The vision was a customised building, incorporating the impressive panorama at the foot of the Alps with a lifestyle demanding variable solutions. The owner’s specifications were a house combining living and working areas under one roof. The entire design of this compact house conforms to the location and it was built into the slight decline. As the hill side of the house is embedded, the east facing cellar area could be naturally illuminated and used as an office, for example. This office has direct access, via covered outdoor steps between the main entrance and the carport. Due to its ideal positioning, the building profits from the optimal use of the mountain sunshine.
In spite of being highly original and very chunky, looking almost fortified, the building does not appear out-of-place in its surroundings. The nearby 150 year old, heritage-protected, typical Bregenzerwald farmhouse is reflected in the Haller house. Local tradition has been reinterpreted, focussing on aesthetic details without cutting back on functional aspects. The entrance area is generous and includes a guests’ cloakroom. It is also possible to enter the house or the office from the double garage. The central staircase divides the ground floor into a living area and a kitchen area. The bedrooms and an extra bathrooms for guests are situated on the first floor. The owner’s bathroom has a separate terrace, which is ideal for relaxing and enjoying the magnificent views. The ridge and pitch of the roof give each first floor room an individual character. The internal walls and ceilings are covered with local silver fir wood, which gives the rooms a cosy feeling despite the large glass windows. The outside façade and the roof have been finished with local silver fir shingles. Here we can see how the architect as made use of a single material, testing its possibilities and confinements. What was once considered confined to traditional buildings appears here as experimental.

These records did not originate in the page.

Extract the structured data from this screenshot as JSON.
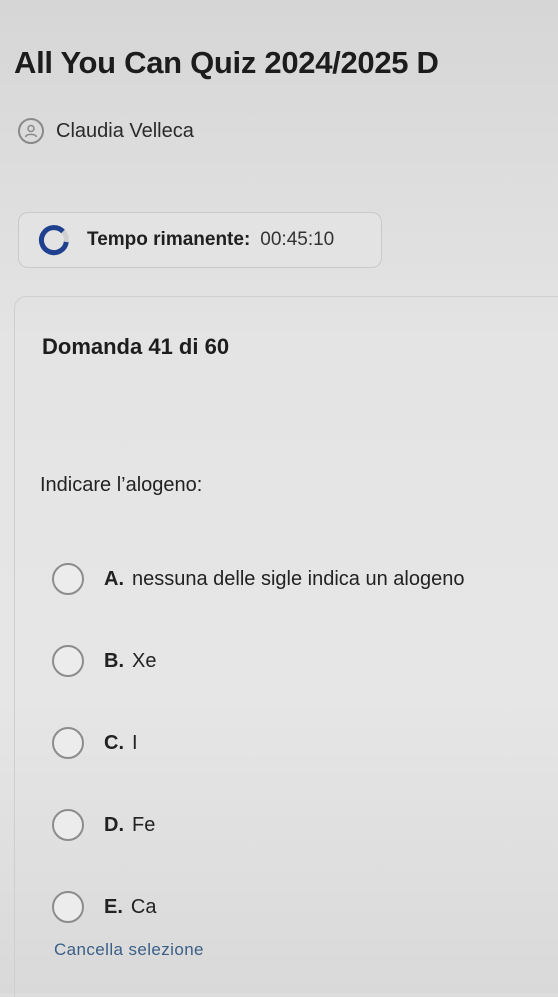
{
  "quiz": {
    "title": "All You Can Quiz 2024/2025 D"
  },
  "user": {
    "name": "Claudia Velleca",
    "avatar_icon": "user-avatar-icon"
  },
  "timer": {
    "icon": "timer-progress-icon",
    "label": "Tempo rimanente:",
    "value": "00:45:10"
  },
  "question": {
    "number_label": "Domanda 41 di 60",
    "text": "Indicare l’alogeno:",
    "options": [
      {
        "letter": "A.",
        "text": "nessuna delle sigle indica un alogeno"
      },
      {
        "letter": "B.",
        "text": "Xe"
      },
      {
        "letter": "C.",
        "text": "I"
      },
      {
        "letter": "D.",
        "text": "Fe"
      },
      {
        "letter": "E.",
        "text": "Ca"
      }
    ],
    "clear_selection_label": "Cancella selezione"
  },
  "colors": {
    "link": "#3a5f86",
    "text": "#1d1d1d",
    "radio_border": "#8c8c8c"
  }
}
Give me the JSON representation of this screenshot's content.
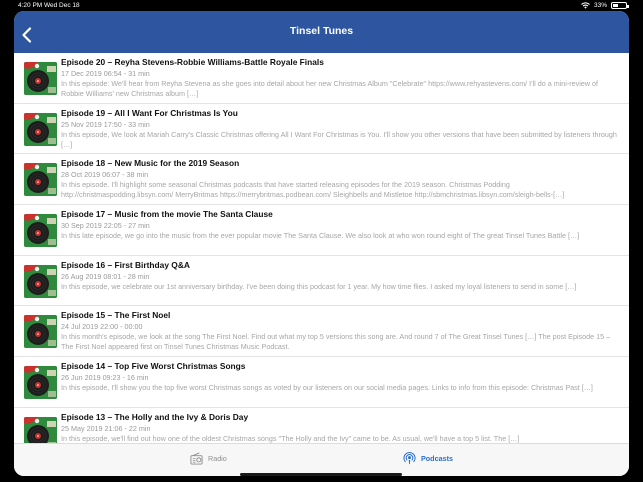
{
  "status_bar": {
    "time": "4:20 PM",
    "date": "Wed Dec 18",
    "battery": "33%",
    "battery_level": 0.33
  },
  "navbar": {
    "title": "Tinsel Tunes"
  },
  "episodes": [
    {
      "title": "Episode 20 – Reyha Stevens-Robbie Williams-Battle Royale Finals",
      "meta": "17 Dec 2019 06:54 - 31 min",
      "description": "In this episode: We'll hear from Reyha Stevena as she goes into detail about her new Christmas Album \"Celebrate\" https://www.rehyastevens.com/ I'll do a mini-review of Robbie Williams' new Christmas album […]"
    },
    {
      "title": "Episode 19 – All I Want For Christmas Is You",
      "meta": "25 Nov 2019 17:50 - 33 min",
      "description": "In this episode, We look at Mariah Carry's Classic Christmas offering All I Want For Christmas is You. I'll show you other versions that have been submitted by listeners through […]"
    },
    {
      "title": "Episode 18 – New Music for the 2019 Season",
      "meta": "28 Oct 2019 06:07 - 38 min",
      "description": "In this episode. I'll highlight some seasonal Christmas podcasts that have started releasing episodes for the 2019 season. Christmas Podding http://christmaspodding.libsyn.com/ MerryBritmas https://merrybritmas.podbean.com/ Sleighbells and Mistletoe http://sbmchristmas.libsyn.com/sleigh-bells-[…]"
    },
    {
      "title": "Episode 17 – Music from the movie The Santa Clause",
      "meta": "30 Sep 2019 22:05 - 27 min",
      "description": "In this late episode, we go into the music from the ever popular movie The Santa Clause. We also look at who won round eight of The great Tinsel Tunes Battle […]"
    },
    {
      "title": "Episode 16 – First Birthday Q&A",
      "meta": "26 Aug 2019 08:01 - 28 min",
      "description": "In this episode, we celebrate our 1st anniversary birthday. I've been doing this podcast for 1 year. My how time flies. I asked my loyal listeners to send in some […]"
    },
    {
      "title": "Episode 15 – The First Noel",
      "meta": "24 Jul 2019 22:00 - 00:00",
      "description": "In this month's episode, we look at the song The First Noel. Find out what my top 5 versions this song are. And round 7 of The Great Tinsel Tunes […] The post Episode 15 – The First Noel appeared first on Tinsel Tunes Christmas Music Podcast."
    },
    {
      "title": "Episode 14 – Top Five Worst Christmas Songs",
      "meta": "26 Jun 2019 09:23 - 16 min",
      "description": "In this episode, I'll show you the top five worst Christmas songs as voted by our listeners on our social media pages. Links to info from this episode: Christmas Past […]"
    },
    {
      "title": "Episode 13 – The Holly and the Ivy & Doris Day",
      "meta": "25 May 2019 21:06 - 22 min",
      "description": "In this episode, we'll find out how one of the oldest Christmas songs \"The Holly and the Ivy\" came to be. As usual, we'll have a top 5 list. The […]"
    }
  ],
  "tabbar": {
    "tabs": [
      {
        "label": "Radio",
        "icon": "radio-icon",
        "selected": false
      },
      {
        "label": "Podcasts",
        "icon": "podcast-icon",
        "selected": true
      }
    ]
  },
  "colors": {
    "navbar": "#2d55a0",
    "accent": "#2b6fcb",
    "thumb_green": "#2f8a3e",
    "thumb_red": "#c8332e"
  }
}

Crimen pinecone lamp consists of 56 plates and screws, without an internal skeleton due to rounding forms plaques form gaps through which light passes. Boards themselves are also slightly transparent, this creates a particular pattern of light from the outside and downward bright light. Flatpack in natural maple veneer.
Crimean Pinecone Lamp, by Pavel Eekra

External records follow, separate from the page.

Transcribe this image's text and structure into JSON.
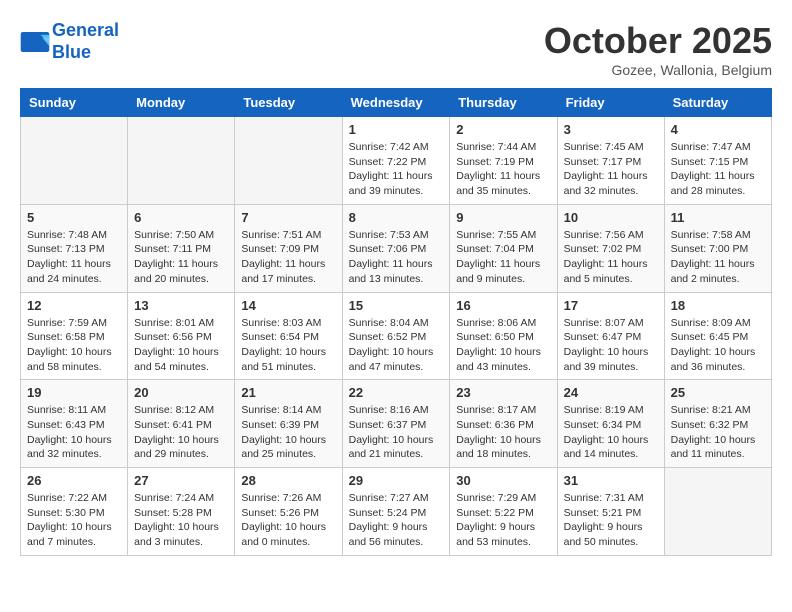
{
  "header": {
    "logo_line1": "General",
    "logo_line2": "Blue",
    "month": "October 2025",
    "location": "Gozee, Wallonia, Belgium"
  },
  "weekdays": [
    "Sunday",
    "Monday",
    "Tuesday",
    "Wednesday",
    "Thursday",
    "Friday",
    "Saturday"
  ],
  "weeks": [
    [
      {
        "day": "",
        "text": ""
      },
      {
        "day": "",
        "text": ""
      },
      {
        "day": "",
        "text": ""
      },
      {
        "day": "1",
        "text": "Sunrise: 7:42 AM\nSunset: 7:22 PM\nDaylight: 11 hours\nand 39 minutes."
      },
      {
        "day": "2",
        "text": "Sunrise: 7:44 AM\nSunset: 7:19 PM\nDaylight: 11 hours\nand 35 minutes."
      },
      {
        "day": "3",
        "text": "Sunrise: 7:45 AM\nSunset: 7:17 PM\nDaylight: 11 hours\nand 32 minutes."
      },
      {
        "day": "4",
        "text": "Sunrise: 7:47 AM\nSunset: 7:15 PM\nDaylight: 11 hours\nand 28 minutes."
      }
    ],
    [
      {
        "day": "5",
        "text": "Sunrise: 7:48 AM\nSunset: 7:13 PM\nDaylight: 11 hours\nand 24 minutes."
      },
      {
        "day": "6",
        "text": "Sunrise: 7:50 AM\nSunset: 7:11 PM\nDaylight: 11 hours\nand 20 minutes."
      },
      {
        "day": "7",
        "text": "Sunrise: 7:51 AM\nSunset: 7:09 PM\nDaylight: 11 hours\nand 17 minutes."
      },
      {
        "day": "8",
        "text": "Sunrise: 7:53 AM\nSunset: 7:06 PM\nDaylight: 11 hours\nand 13 minutes."
      },
      {
        "day": "9",
        "text": "Sunrise: 7:55 AM\nSunset: 7:04 PM\nDaylight: 11 hours\nand 9 minutes."
      },
      {
        "day": "10",
        "text": "Sunrise: 7:56 AM\nSunset: 7:02 PM\nDaylight: 11 hours\nand 5 minutes."
      },
      {
        "day": "11",
        "text": "Sunrise: 7:58 AM\nSunset: 7:00 PM\nDaylight: 11 hours\nand 2 minutes."
      }
    ],
    [
      {
        "day": "12",
        "text": "Sunrise: 7:59 AM\nSunset: 6:58 PM\nDaylight: 10 hours\nand 58 minutes."
      },
      {
        "day": "13",
        "text": "Sunrise: 8:01 AM\nSunset: 6:56 PM\nDaylight: 10 hours\nand 54 minutes."
      },
      {
        "day": "14",
        "text": "Sunrise: 8:03 AM\nSunset: 6:54 PM\nDaylight: 10 hours\nand 51 minutes."
      },
      {
        "day": "15",
        "text": "Sunrise: 8:04 AM\nSunset: 6:52 PM\nDaylight: 10 hours\nand 47 minutes."
      },
      {
        "day": "16",
        "text": "Sunrise: 8:06 AM\nSunset: 6:50 PM\nDaylight: 10 hours\nand 43 minutes."
      },
      {
        "day": "17",
        "text": "Sunrise: 8:07 AM\nSunset: 6:47 PM\nDaylight: 10 hours\nand 39 minutes."
      },
      {
        "day": "18",
        "text": "Sunrise: 8:09 AM\nSunset: 6:45 PM\nDaylight: 10 hours\nand 36 minutes."
      }
    ],
    [
      {
        "day": "19",
        "text": "Sunrise: 8:11 AM\nSunset: 6:43 PM\nDaylight: 10 hours\nand 32 minutes."
      },
      {
        "day": "20",
        "text": "Sunrise: 8:12 AM\nSunset: 6:41 PM\nDaylight: 10 hours\nand 29 minutes."
      },
      {
        "day": "21",
        "text": "Sunrise: 8:14 AM\nSunset: 6:39 PM\nDaylight: 10 hours\nand 25 minutes."
      },
      {
        "day": "22",
        "text": "Sunrise: 8:16 AM\nSunset: 6:37 PM\nDaylight: 10 hours\nand 21 minutes."
      },
      {
        "day": "23",
        "text": "Sunrise: 8:17 AM\nSunset: 6:36 PM\nDaylight: 10 hours\nand 18 minutes."
      },
      {
        "day": "24",
        "text": "Sunrise: 8:19 AM\nSunset: 6:34 PM\nDaylight: 10 hours\nand 14 minutes."
      },
      {
        "day": "25",
        "text": "Sunrise: 8:21 AM\nSunset: 6:32 PM\nDaylight: 10 hours\nand 11 minutes."
      }
    ],
    [
      {
        "day": "26",
        "text": "Sunrise: 7:22 AM\nSunset: 5:30 PM\nDaylight: 10 hours\nand 7 minutes."
      },
      {
        "day": "27",
        "text": "Sunrise: 7:24 AM\nSunset: 5:28 PM\nDaylight: 10 hours\nand 3 minutes."
      },
      {
        "day": "28",
        "text": "Sunrise: 7:26 AM\nSunset: 5:26 PM\nDaylight: 10 hours\nand 0 minutes."
      },
      {
        "day": "29",
        "text": "Sunrise: 7:27 AM\nSunset: 5:24 PM\nDaylight: 9 hours\nand 56 minutes."
      },
      {
        "day": "30",
        "text": "Sunrise: 7:29 AM\nSunset: 5:22 PM\nDaylight: 9 hours\nand 53 minutes."
      },
      {
        "day": "31",
        "text": "Sunrise: 7:31 AM\nSunset: 5:21 PM\nDaylight: 9 hours\nand 50 minutes."
      },
      {
        "day": "",
        "text": ""
      }
    ]
  ]
}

“Although not commonly thought of as a holiday destination all these photographs have been taken at tourist sites throughout the city. It took over a year to get permission to go in with my camera and nothing quite prepares you for what awaits. I was not allowed to take my mobile phone past customs and was met by two guides who were to accompany me at all times throughout my trip. At first they appeared robotic in conversation as if reading from a script, telling of their country’s great achievements. After a few days and many polaroids the guides became more relaxed and personable.”
– Charlie Crane